Extrapolate that into positions that require more learning. Why aren't judges all low-level paladins or clerics for that Zone of Truth, or wizard for Detect Thoughts?

Which means, to me, the thread's question becomes a bit of a moot point. Sure, the majority of the ruling class is probably magic users. So is the majority of the lower class. The difference is once again the same as it always is: a matter of who has access to the most resources to actually maximize that power. The average peasant will simply never have the time or gold to become a level 20 wizard. But maybe the farmer's daughter down the way studied really hard to learn Plant Growth to make sure the local harvests always succeed.

Exactly this
 

Chaosmancer

Legend
One trying to get mages to share is like herding cats.
Two gods are actually there and can interfere, so no t going to take over churches. Not for long anyway.
Two cross a mage die. Cross a cleric burn in hell for all eternity.

Three easy to kill a mage who has to carry out rulership duties. Stay in your sanctum and your virtually invulnerable.

But that aside, my question is why don't scientists rule the world? Because they'd rather do science.
Most mages would rather do magic.

So since clerics prevent wizards from becoming nobles, and crossing a cleric means burning in hell for all eternity, why don't clerics rule? Clerics are also far harder to kill than wizards.
 

I disagree.
Nobility everywhere eventually sought to distance themselves from common people as an explanation why they ought to rule. Often in the form of divine mandate or actual divinity or other mythical heritage.
Right, so how is the Fighter doubling crop yields? How is he purifying the fouled wells? Can the fighter magically predict the outcome of signing a treaty before signing it?

How are these not significant advantages?
Oh, you mistake me.

It's not that they can't woo the populace or roast an opponent. It's that a 5th level wizard is very fragile and easily stab-able. Yeah, they have their supporters, but so does everyone else.

If we are going to talk about the inevitability of magocracies, theocracies, whatever, we need to talk 12th level or so. If we're positing that everyone wants power, for good or ill, you have to take into account assassination. 5th level, for anybody, wizard or no, doesn't give you a lock on the throne.
 

Vaalingrade

Legend
Right, so how is the Fighter doubling crop yields? How is he purifying the fouled wells? Can the fighter magically predict the outcome of signing a treaty before signing it?
This is why we need Science and Alchemy.

Some fertilizer, fluoride and a few Poly-Sci majors go a long way.
 

@Chaosmancer Because I'm apparently a glutton for punishment...

How many years does it take to become a practicing Wizard? To go from "I literally only know how to read and write" to "I'm a 5th level Wizard," given that's your stated target. Keep in mind, we're talking about people who aren't adventurers, so they aren't delving into murder-holes and sparring with bus-sized lizards with superiority complexes and epic halitosis.

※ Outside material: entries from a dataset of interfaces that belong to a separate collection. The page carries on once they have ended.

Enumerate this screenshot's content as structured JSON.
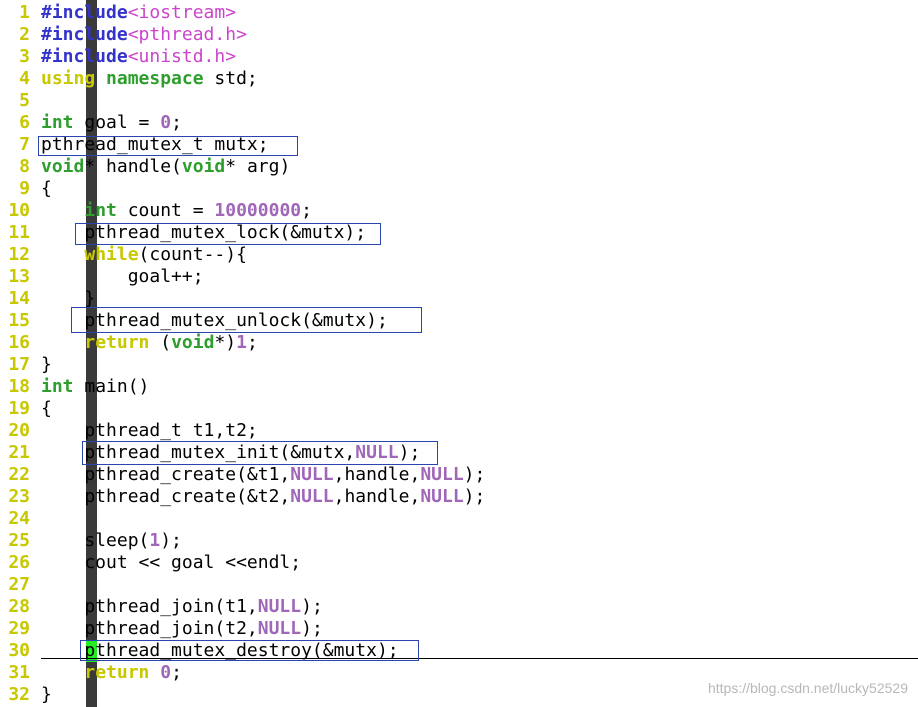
{
  "editor": {
    "lines": [
      {
        "n": "1",
        "tokens": [
          [
            "pre",
            "#include"
          ],
          [
            "str",
            "<iostream>"
          ]
        ]
      },
      {
        "n": "2",
        "tokens": [
          [
            "pre",
            "#include"
          ],
          [
            "str",
            "<pthread.h>"
          ]
        ]
      },
      {
        "n": "3",
        "tokens": [
          [
            "pre",
            "#include"
          ],
          [
            "str",
            "<unistd.h>"
          ]
        ]
      },
      {
        "n": "4",
        "tokens": [
          [
            "ctl",
            "using"
          ],
          [
            "plain",
            " "
          ],
          [
            "kw",
            "namespace"
          ],
          [
            "plain",
            " std;"
          ]
        ]
      },
      {
        "n": "5",
        "tokens": []
      },
      {
        "n": "6",
        "tokens": [
          [
            "kw",
            "int"
          ],
          [
            "plain",
            " goal = "
          ],
          [
            "num",
            "0"
          ],
          [
            "plain",
            ";"
          ]
        ]
      },
      {
        "n": "7",
        "tokens": [
          [
            "plain",
            "pthread_mutex_t mutx;"
          ]
        ]
      },
      {
        "n": "8",
        "tokens": [
          [
            "kw",
            "void"
          ],
          [
            "plain",
            "* handle("
          ],
          [
            "kw",
            "void"
          ],
          [
            "plain",
            "* arg)"
          ]
        ]
      },
      {
        "n": "9",
        "tokens": [
          [
            "plain",
            "{"
          ]
        ]
      },
      {
        "n": "10",
        "tokens": [
          [
            "plain",
            "    "
          ],
          [
            "kw",
            "int"
          ],
          [
            "plain",
            " count = "
          ],
          [
            "num",
            "10000000"
          ],
          [
            "plain",
            ";"
          ]
        ]
      },
      {
        "n": "11",
        "tokens": [
          [
            "plain",
            "    pthread_mutex_lock(&mutx);"
          ]
        ]
      },
      {
        "n": "12",
        "tokens": [
          [
            "plain",
            "    "
          ],
          [
            "ctl",
            "while"
          ],
          [
            "plain",
            "(count--){"
          ]
        ]
      },
      {
        "n": "13",
        "tokens": [
          [
            "plain",
            "        goal++;"
          ]
        ]
      },
      {
        "n": "14",
        "tokens": [
          [
            "plain",
            "    }"
          ]
        ]
      },
      {
        "n": "15",
        "tokens": [
          [
            "plain",
            "    pthread_mutex_unlock(&mutx);"
          ]
        ]
      },
      {
        "n": "16",
        "tokens": [
          [
            "plain",
            "    "
          ],
          [
            "ctl",
            "return"
          ],
          [
            "plain",
            " ("
          ],
          [
            "kw",
            "void"
          ],
          [
            "plain",
            "*)"
          ],
          [
            "num",
            "1"
          ],
          [
            "plain",
            ";"
          ]
        ]
      },
      {
        "n": "17",
        "tokens": [
          [
            "plain",
            "}"
          ]
        ]
      },
      {
        "n": "18",
        "tokens": [
          [
            "kw",
            "int"
          ],
          [
            "plain",
            " main()"
          ]
        ]
      },
      {
        "n": "19",
        "tokens": [
          [
            "plain",
            "{"
          ]
        ]
      },
      {
        "n": "20",
        "tokens": [
          [
            "plain",
            "    pthread_t t1,t2;"
          ]
        ]
      },
      {
        "n": "21",
        "tokens": [
          [
            "plain",
            "    pthread_mutex_init(&mutx,"
          ],
          [
            "const",
            "NULL"
          ],
          [
            "plain",
            ");"
          ]
        ]
      },
      {
        "n": "22",
        "tokens": [
          [
            "plain",
            "    pthread_create(&t1,"
          ],
          [
            "const",
            "NULL"
          ],
          [
            "plain",
            ",handle,"
          ],
          [
            "const",
            "NULL"
          ],
          [
            "plain",
            ");"
          ]
        ]
      },
      {
        "n": "23",
        "tokens": [
          [
            "plain",
            "    pthread_create(&t2,"
          ],
          [
            "const",
            "NULL"
          ],
          [
            "plain",
            ",handle,"
          ],
          [
            "const",
            "NULL"
          ],
          [
            "plain",
            ");"
          ]
        ]
      },
      {
        "n": "24",
        "tokens": []
      },
      {
        "n": "25",
        "tokens": [
          [
            "plain",
            "    sleep("
          ],
          [
            "num",
            "1"
          ],
          [
            "plain",
            ");"
          ]
        ]
      },
      {
        "n": "26",
        "tokens": [
          [
            "plain",
            "    cout << goal <<endl;"
          ]
        ]
      },
      {
        "n": "27",
        "tokens": []
      },
      {
        "n": "28",
        "tokens": [
          [
            "plain",
            "    pthread_join(t1,"
          ],
          [
            "const",
            "NULL"
          ],
          [
            "plain",
            ");"
          ]
        ]
      },
      {
        "n": "29",
        "tokens": [
          [
            "plain",
            "    pthread_join(t2,"
          ],
          [
            "const",
            "NULL"
          ],
          [
            "plain",
            ");"
          ]
        ]
      },
      {
        "n": "30",
        "tokens": [
          [
            "plain",
            "    pthread_mutex_destroy(&mutx);"
          ]
        ]
      },
      {
        "n": "31",
        "tokens": [
          [
            "plain",
            "    "
          ],
          [
            "ctl",
            "return"
          ],
          [
            "plain",
            " "
          ],
          [
            "num",
            "0"
          ],
          [
            "plain",
            ";"
          ]
        ]
      },
      {
        "n": "32",
        "tokens": [
          [
            "plain",
            "}"
          ]
        ]
      }
    ]
  },
  "watermark": "https://blog.csdn.net/lucky52529",
  "colors": {
    "line_number": "#c8c800",
    "preprocessor": "#3333cc",
    "string": "#cc44cc",
    "type_keyword": "#2e9e2e",
    "control_keyword": "#c8c800",
    "number": "#a066b8",
    "highlight_box": "#2b45b0",
    "cursor": "#22ee22"
  }
}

How long does it take?
 

TwoSix

Unserious gamer
That's the magical world a lot of people hate. Magic everywhere like technology in real world.
It's how my campaign world runs. The thing I like about magic being everywhere and used by the populace as well as PC's, is it just makes mages one more character. It also allows for powerful groups that may not like wizard shaking reality too hard.
Yea, I know a lot of people favor the crapsack world with rare, creepy magic (a la Game of Thrones), but that just doesn't feel very D&D to me. Eberron is the closest fit to what I feel a standard D&D world (if there was such a thing) would look like.
 

TwoSix

Unserious gamer
It's like an episode of the Flintstones to me. I half expect someone in Eberron to open the cabinent under the sink to check the garbage disposal and find an otyugh under there looking at the audience saying, "It's a living."
<files that away for later use>

I think that just highlights how different the expectations of a setting can be even when playing "standard" D&D. To me, a game setting where no one had thought to use magical creatures for infrastructure would wreck any sense of verisimilitude.
 

An Advertisement

Advertisement4

Top